One of the stars at the Duba Safari is Imara, a female Southern African giraffe born in the UAE. Together with her friend, Yala, and another female reticulated giraffe (with its brown and white, brick-like pattern), we fed the trio with freshly-cut carrots and lettuce.
Giraffes are ruminants, meaning they digest food like cows and they have four-chamber stomachs. They are also the tallest land animal in the world, with an average height of five metres or around 16 feet. One will definitely be awed by their size as they stoop down, with their 18 to 20-inch long tongue, to grab the treat right from one’s hand.
Next stop was the Rhino enrichment area, where we met Nova (male rhino) and Hannah (female). Dubai Safari Park has a total of five rhinos – one male (Nova) and four females (Hannah, Olive, stumpy and Heidi).

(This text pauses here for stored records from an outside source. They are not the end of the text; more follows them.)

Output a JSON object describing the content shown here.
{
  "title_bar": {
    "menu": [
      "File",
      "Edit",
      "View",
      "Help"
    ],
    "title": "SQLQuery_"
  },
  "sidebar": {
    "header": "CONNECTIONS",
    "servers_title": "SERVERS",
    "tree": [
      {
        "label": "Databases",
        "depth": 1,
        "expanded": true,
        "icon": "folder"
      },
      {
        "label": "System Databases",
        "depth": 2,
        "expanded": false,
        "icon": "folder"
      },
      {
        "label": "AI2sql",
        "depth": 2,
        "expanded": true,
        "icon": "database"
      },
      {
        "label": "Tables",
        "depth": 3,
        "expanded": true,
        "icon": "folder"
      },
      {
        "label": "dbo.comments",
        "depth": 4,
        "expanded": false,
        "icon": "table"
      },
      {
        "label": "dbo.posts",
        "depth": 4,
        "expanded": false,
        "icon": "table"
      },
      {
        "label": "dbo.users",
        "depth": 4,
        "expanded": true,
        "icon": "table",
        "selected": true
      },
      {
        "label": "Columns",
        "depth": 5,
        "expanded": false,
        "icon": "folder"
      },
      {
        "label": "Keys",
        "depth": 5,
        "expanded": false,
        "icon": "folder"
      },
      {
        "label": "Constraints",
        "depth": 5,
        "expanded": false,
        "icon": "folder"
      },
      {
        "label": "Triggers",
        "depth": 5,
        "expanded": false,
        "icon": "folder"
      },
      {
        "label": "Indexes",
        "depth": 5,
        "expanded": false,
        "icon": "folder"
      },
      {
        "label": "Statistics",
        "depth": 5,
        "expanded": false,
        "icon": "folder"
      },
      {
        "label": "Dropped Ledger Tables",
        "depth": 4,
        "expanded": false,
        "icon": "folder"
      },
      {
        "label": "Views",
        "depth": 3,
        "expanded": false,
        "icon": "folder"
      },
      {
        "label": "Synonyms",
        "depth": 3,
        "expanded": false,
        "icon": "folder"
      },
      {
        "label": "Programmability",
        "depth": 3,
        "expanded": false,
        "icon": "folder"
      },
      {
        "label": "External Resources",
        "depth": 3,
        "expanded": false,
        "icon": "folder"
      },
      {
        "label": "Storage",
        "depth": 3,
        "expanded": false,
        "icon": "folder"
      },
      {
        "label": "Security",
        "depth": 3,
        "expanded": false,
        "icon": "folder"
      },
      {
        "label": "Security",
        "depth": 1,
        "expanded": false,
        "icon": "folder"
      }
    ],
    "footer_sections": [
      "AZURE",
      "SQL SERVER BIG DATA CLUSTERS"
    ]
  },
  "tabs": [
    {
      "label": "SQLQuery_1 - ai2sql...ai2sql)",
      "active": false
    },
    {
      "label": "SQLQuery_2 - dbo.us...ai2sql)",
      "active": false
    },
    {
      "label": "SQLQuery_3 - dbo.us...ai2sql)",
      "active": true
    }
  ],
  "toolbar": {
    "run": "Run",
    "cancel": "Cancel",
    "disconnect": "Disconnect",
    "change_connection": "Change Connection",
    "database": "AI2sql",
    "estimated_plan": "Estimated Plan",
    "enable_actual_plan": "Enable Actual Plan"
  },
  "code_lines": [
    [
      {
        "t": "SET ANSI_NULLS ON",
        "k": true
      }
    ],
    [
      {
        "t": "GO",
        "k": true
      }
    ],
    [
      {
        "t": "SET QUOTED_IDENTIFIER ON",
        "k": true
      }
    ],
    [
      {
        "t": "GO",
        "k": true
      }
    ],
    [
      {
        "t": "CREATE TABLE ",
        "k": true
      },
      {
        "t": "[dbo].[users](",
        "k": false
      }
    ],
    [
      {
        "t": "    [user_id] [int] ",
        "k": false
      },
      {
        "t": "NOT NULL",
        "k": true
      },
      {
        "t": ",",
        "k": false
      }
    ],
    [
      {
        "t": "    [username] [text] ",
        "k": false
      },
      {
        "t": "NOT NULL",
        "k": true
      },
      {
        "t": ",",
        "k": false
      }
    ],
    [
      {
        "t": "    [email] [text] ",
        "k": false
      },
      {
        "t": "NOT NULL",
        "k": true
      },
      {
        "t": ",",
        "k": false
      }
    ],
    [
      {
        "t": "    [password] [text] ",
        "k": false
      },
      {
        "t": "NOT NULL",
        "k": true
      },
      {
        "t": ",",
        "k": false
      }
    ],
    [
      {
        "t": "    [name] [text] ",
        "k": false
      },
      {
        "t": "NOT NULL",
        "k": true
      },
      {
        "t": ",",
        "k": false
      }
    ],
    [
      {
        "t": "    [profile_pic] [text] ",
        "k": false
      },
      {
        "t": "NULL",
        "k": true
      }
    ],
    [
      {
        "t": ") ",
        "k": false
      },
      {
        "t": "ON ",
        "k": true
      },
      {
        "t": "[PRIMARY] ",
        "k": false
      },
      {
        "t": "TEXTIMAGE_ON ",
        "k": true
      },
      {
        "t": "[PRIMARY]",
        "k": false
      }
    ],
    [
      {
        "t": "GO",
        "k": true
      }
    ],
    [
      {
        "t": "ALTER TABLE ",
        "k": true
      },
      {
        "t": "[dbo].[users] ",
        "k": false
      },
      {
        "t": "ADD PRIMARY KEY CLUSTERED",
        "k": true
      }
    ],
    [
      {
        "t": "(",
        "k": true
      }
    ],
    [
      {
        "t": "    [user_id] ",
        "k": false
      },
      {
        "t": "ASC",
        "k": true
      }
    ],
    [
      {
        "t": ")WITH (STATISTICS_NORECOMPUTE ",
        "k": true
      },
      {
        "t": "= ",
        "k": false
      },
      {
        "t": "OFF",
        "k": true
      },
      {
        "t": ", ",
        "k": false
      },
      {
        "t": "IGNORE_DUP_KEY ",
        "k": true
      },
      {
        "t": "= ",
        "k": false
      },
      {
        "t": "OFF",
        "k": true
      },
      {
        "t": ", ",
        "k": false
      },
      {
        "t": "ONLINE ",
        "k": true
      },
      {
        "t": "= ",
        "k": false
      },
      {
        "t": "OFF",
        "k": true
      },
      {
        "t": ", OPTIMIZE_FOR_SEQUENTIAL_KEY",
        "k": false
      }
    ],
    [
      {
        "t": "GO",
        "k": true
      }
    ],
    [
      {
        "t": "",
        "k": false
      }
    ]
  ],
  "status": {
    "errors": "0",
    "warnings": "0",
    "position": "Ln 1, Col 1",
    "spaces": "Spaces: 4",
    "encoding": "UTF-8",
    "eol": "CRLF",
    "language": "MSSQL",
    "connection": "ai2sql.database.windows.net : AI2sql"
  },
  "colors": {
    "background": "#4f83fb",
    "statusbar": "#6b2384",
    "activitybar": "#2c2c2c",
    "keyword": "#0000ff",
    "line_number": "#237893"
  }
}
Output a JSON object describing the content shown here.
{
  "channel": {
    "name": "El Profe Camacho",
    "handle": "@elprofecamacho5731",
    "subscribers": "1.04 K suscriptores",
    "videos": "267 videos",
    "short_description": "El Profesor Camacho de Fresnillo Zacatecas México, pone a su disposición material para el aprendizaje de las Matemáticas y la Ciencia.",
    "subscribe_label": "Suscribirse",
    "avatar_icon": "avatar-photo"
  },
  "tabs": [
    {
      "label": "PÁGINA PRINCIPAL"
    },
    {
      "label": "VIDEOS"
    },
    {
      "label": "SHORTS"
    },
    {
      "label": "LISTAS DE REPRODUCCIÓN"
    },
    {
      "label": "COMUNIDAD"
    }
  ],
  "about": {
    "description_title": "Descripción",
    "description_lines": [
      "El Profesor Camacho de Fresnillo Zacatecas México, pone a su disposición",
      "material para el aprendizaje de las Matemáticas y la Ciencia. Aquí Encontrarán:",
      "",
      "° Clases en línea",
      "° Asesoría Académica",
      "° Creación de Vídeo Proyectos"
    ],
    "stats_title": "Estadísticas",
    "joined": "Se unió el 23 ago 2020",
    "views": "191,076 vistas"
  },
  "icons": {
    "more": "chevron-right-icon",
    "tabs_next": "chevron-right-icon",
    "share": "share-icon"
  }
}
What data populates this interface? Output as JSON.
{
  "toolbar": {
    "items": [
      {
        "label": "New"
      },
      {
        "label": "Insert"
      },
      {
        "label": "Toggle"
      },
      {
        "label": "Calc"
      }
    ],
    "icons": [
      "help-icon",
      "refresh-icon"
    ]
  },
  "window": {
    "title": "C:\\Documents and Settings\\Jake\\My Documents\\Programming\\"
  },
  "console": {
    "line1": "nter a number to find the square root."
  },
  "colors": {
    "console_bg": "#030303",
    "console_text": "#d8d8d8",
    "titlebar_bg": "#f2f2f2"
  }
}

“The rhinos are absolute sweethearts,” said Chase, adding: “Rhino horns are not made of bone, but of keratin – the same material like human hair and fingernails. This is why a rhino’s horn is not attached to its skull because it is actually a compacted mass of hairs that grow throughout its lifetime, just like human hair and nails.”
The rhinos were fed with hay and straw but what they liked most was getting a rub behind their ears with a brush. Chase also said they would like one day to have the rhinos breed in captivity.
After the close encounter with rhinoceros, we met the bigger pachyderms (thick-skinned animals) – the elephants.
There are four elephants (one male and three females) at Dubai Safari and the popular ones are Matiba and Zulu.
Coming face-to-face with the elegant elephants was not only a fantastic photo opportunity for a post on Facebook, Tiktok or Instagram, but the chance to hand-feed Matiba and Zulu also provided an enriching chance to learn more about the favourite animals at the zoo.
The interaction was also an educational one to enlighten visitors about animal protection and conservation – that elephants and rhinoceros should not fall prey to big-game hunting.
The visit to the veterinary hospital was also very enriching. Chase, who studied animal behaviour for five years at a university, said caretakers take note of animal actions daily. “If a gazelle, for example, looks lame and lethargic – that is a sign that something is wrong with the animal. Caretakers will observe the gazelle and if the behaviour or condition gets worse, then the animal is brought in to the veterinary hospital.”
When we visited the animal hospital, we were also shown an African lion’s skull, fossil of a Barbary sheep’s horn, a Nile crocodile’s skull and skin, a Black buck’s horn, and a complete set of lion’s long and sharp teeth.
Chase also explained how animals are given medicines and how they are carefully transported from the enclosures to the hospital for surgery or treatment.
There is an animal ward – just like a regular human hospital ward – where recovering animals stay before they are released back to their compound.
The special tour was not only an interaction with the animals but we also connected with the show team trainers.
Filipino expat Mark Nieves, an animal trainer, gave a lowdown on how show animals are trained. He said the safari is not a circus so animals are not taught tricks but they are trained, based on their natural behaviours.
“This means, we never force animals to do what we want but we adjust to what they want to do, with the help our training tools,” Nieves explained, as he gave peanuts as a reward to Pancho, a green-winged macaw, for following his instructions to fly from one person to another.
Chase added training animals is a form of enrichment and animal brain stimulation as they learn to adapt to their environment.
Overall, the Behind-the-Scenes tour was both rewarding and enriching. All animal encounters were conducted in a protected -contact situation, and more importantly, the guide provided colourful insights and commentaries on animal life.
Dubai Safari Park is open from 9am to 5pm daily. Online booking is highly recommended.